What is needed here is an exact copy of every entry.

###

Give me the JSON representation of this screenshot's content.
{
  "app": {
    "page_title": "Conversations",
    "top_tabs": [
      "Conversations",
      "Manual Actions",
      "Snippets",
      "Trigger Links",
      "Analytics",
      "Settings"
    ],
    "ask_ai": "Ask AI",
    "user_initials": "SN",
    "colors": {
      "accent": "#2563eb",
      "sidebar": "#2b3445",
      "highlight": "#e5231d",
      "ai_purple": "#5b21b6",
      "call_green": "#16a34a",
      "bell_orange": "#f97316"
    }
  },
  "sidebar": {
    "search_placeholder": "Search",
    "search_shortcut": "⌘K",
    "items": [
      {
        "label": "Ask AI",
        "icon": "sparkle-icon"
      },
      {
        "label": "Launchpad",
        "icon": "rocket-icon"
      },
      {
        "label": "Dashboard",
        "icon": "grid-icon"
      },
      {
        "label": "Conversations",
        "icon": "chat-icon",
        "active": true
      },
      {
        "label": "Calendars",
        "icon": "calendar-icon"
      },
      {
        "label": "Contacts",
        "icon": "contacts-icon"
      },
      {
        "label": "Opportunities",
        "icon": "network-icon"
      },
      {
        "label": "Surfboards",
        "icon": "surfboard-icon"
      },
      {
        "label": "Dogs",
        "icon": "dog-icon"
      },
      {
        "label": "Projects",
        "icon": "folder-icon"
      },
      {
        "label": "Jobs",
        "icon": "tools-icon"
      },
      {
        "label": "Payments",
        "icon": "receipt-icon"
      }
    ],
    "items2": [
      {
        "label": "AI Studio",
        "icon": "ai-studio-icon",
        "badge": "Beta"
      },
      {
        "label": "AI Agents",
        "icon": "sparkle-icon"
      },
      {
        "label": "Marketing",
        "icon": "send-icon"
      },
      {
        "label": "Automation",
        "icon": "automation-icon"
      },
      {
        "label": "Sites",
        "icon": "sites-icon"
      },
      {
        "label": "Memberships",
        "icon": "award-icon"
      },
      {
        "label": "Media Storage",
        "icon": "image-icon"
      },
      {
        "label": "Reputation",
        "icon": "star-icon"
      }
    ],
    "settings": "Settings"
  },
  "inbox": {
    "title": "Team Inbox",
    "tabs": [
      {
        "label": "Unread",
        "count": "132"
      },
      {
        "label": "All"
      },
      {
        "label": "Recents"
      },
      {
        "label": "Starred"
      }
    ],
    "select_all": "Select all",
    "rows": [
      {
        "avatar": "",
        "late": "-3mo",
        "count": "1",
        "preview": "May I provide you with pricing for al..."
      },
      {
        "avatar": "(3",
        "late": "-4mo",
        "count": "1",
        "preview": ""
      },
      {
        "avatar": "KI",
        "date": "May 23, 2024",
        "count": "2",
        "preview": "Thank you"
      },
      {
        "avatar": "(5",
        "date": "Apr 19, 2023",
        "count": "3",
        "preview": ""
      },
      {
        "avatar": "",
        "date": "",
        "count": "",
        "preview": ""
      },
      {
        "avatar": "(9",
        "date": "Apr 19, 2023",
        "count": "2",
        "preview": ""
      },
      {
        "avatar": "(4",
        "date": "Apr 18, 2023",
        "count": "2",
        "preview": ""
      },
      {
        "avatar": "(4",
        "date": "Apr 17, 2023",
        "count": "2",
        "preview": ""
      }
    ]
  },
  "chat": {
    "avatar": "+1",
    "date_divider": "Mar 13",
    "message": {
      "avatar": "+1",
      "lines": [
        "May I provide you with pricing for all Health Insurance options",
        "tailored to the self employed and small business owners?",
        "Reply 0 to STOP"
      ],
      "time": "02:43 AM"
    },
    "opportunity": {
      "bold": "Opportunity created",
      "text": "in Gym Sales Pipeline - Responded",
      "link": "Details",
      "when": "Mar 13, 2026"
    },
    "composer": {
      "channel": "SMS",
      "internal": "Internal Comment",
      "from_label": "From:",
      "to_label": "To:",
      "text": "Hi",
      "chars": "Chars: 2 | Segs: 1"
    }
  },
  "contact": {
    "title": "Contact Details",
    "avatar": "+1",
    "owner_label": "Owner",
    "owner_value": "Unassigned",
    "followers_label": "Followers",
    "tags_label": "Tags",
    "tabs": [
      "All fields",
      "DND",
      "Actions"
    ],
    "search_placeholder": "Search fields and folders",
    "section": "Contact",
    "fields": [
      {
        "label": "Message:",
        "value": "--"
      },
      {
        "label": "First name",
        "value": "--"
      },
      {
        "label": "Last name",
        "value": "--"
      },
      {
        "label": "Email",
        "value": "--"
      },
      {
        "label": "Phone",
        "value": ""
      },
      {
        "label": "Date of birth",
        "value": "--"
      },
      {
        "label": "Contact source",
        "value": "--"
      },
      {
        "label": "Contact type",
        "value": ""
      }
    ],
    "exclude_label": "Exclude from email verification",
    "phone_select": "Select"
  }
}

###

_Solution to the exercise_
Give me the JSON representation of this screenshot's content.
{
  "app": {
    "page_title": "Conversations",
    "top_tabs": [
      "Conversations",
      "Manual Actions",
      "Snippets",
      "Trigger Links",
      "Analytics",
      "Settings"
    ],
    "ask_ai": "Ask AI",
    "user_initials": "SN",
    "colors": {
      "accent": "#2563eb",
      "sidebar": "#2b3445",
      "highlight": "#e5231d",
      "ai_purple": "#5b21b6",
      "call_green": "#16a34a",
      "bell_orange": "#f97316"
    }
  },
  "sidebar": {
    "search_placeholder": "Search",
    "search_shortcut": "⌘K",
    "items": [
      {
        "label": "Ask AI",
        "icon": "sparkle-icon"
      },
      {
        "label": "Launchpad",
        "icon": "rocket-icon"
      },
      {
        "label": "Dashboard",
        "icon": "grid-icon"
      },
      {
        "label": "Conversations",
        "icon": "chat-icon",
        "active": true
      },
      {
        "label": "Calendars",
        "icon": "calendar-icon"
      },
      {
        "label": "Contacts",
        "icon": "contacts-icon"
      },
      {
        "label": "Opportunities",
        "icon": "network-icon"
      },
      {
        "label": "Surfboards",
        "icon": "surfboard-icon"
      },
      {
        "label": "Dogs",
        "icon": "dog-icon"
      },
      {
        "label": "Projects",
        "icon": "folder-icon"
      },
      {
        "label": "Jobs",
        "icon": "tools-icon"
      },
      {
        "label": "Payments",
        "icon": "receipt-icon"
      }
    ],
    "items2": [
      {
        "label": "AI Studio",
        "icon": "ai-studio-icon",
        "badge": "Beta"
      },
      {
        "label": "AI Agents",
        "icon": "sparkle-icon"
      },
      {
        "label": "Marketing",
        "icon": "send-icon"
      },
      {
        "label": "Automation",
        "icon": "automation-icon"
      },
      {
        "label": "Sites",
        "icon": "sites-icon"
      },
      {
        "label": "Memberships",
        "icon": "award-icon"
      },
      {
        "label": "Media Storage",
        "icon": "image-icon"
      },
      {
        "label": "Reputation",
        "icon": "star-icon"
      }
    ],
    "settings": "Settings"
  },
  "inbox": {
    "title": "Team Inbox",
    "tabs": [
      {
        "label": "Unread",
        "count": "132"
      },
      {
        "label": "All"
      },
      {
        "label": "Recents"
      },
      {
        "label": "Starred"
      }
    ],
    "select_all": "Select all",
    "rows": [
      {
        "avatar": "",
        "late": "-3mo",
        "count": "1",
        "preview": "May I provide you with pricing for al..."
      },
      {
        "avatar": "(3",
        "late": "-4mo",
        "count": "1",
        "preview": ""
      },
      {
        "avatar": "KI",
        "date": "May 23, 2024",
        "count": "2",
        "preview": "Thank you"
      },
      {
        "avatar": "(5",
        "date": "Apr 19, 2023",
        "count": "3",
        "preview": ""
      },
      {
        "avatar": "",
        "date": "",
        "count": "",
        "preview": ""
      },
      {
        "avatar": "(9",
        "date": "Apr 19, 2023",
        "count": "2",
        "preview": ""
      },
      {
        "avatar": "(4",
        "date": "Apr 18, 2023",
        "count": "2",
        "preview": ""
      },
      {
        "avatar": "(4",
        "date": "Apr 17, 2023",
        "count": "2",
        "preview": ""
      }
    ]
  },
  "chat": {
    "avatar": "+1",
    "date_divider": "Mar 13",
    "message": {
      "avatar": "+1",
      "lines": [
        "May I provide you with pricing for all Health Insurance options",
        "tailored to the self employed and small business owners?",
        "Reply 0 to STOP"
      ],
      "time": "02:43 AM"
    },
    "opportunity": {
      "bold": "Opportunity created",
      "text": "in Gym Sales Pipeline - Responded",
      "link": "Details",
      "when": "Mar 13, 2026"
    },
    "composer": {
      "channel": "SMS",
      "internal": "Internal Comment",
      "from_label": "From:",
      "to_label": "To:",
      "text": "Hi",
      "chars": "Chars: 2 | Segs: 1"
    }
  },
  "contact": {
    "title": "Contact Details",
    "avatar": "+1",
    "owner_label": "Owner",
    "owner_value": "Unassigned",
    "followers_label": "Followers",
    "tags_label": "Tags",
    "tabs": [
      "All fields",
      "DND",
      "Actions"
    ],
    "search_placeholder": "Search fields and folders",
    "section": "Contact",
    "fields": [
      {
        "label": "Message:",
        "value": "--"
      },
      {
        "label": "First name",
        "value": "--"
      },
      {
        "label": "Last name",
        "value": "--"
      },
      {
        "label": "Email",
        "value": "--"
      },
      {
        "label": "Phone",
        "value": ""
      },
      {
        "label": "Date of birth",
        "value": "--"
      },
      {
        "label": "Contact source",
        "value": "--"
      },
      {
        "label": "Contact type",
        "value": ""
      }
    ],
    "exclude_label": "Exclude from email verification",
    "phone_select": "Select"
  }
}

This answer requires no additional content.